Kelley claims the "crazy second adolescence" of his parents "inspired me to be as brave and honest as I can be in my own adult relationships and not worry so much about what other people think or say about them." He told the Times "the jury is still out for me on marriage and monogamy." Asked if he's presently involved in a relationship, he declared he's had a handful of "primary" relationships over the years, "none of which society would probably deem conventional."Hollywood sweetens its own selfishness in a sugarcoated notion of bravery and honesty. "I'm brave enough and honest enough to say I've enjoyed using you and then tossing you aside."
Kelley began with a series obviously aimed at pay cable, but he's now delighted to be on a broadcast network, even if it means toning down the nudity and graphic depiction of sex acts. "I think we're able to be more groundbreaking and more culturally subversive by putting this on a network, where more people will be exposed to it and where we'll have to deal with these adult issues in an oblique way."
Notice that Hollywood producers openly proclaim they're "culturally subversive" with a smile, that each new frontier of taste they shatter is "groundbreaking." But the ground that's being broken here is the family -- a foundation of hope and love that proves itself in devoted daily consistency and self-sacrifice.
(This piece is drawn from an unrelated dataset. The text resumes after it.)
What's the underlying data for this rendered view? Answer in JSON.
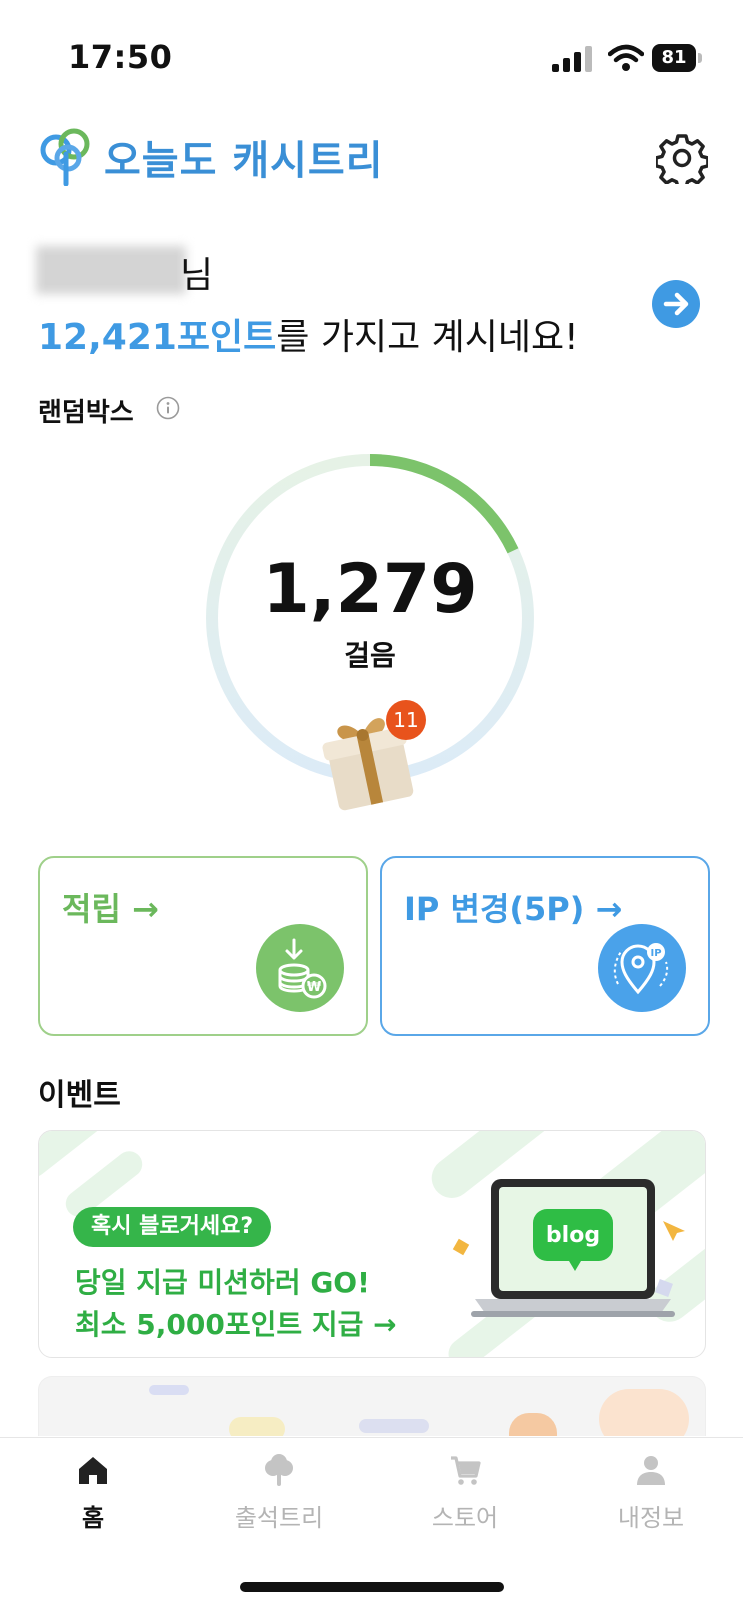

That formula doesn't make for sassy programming in the plastic world of television, I know, but it works in the real world.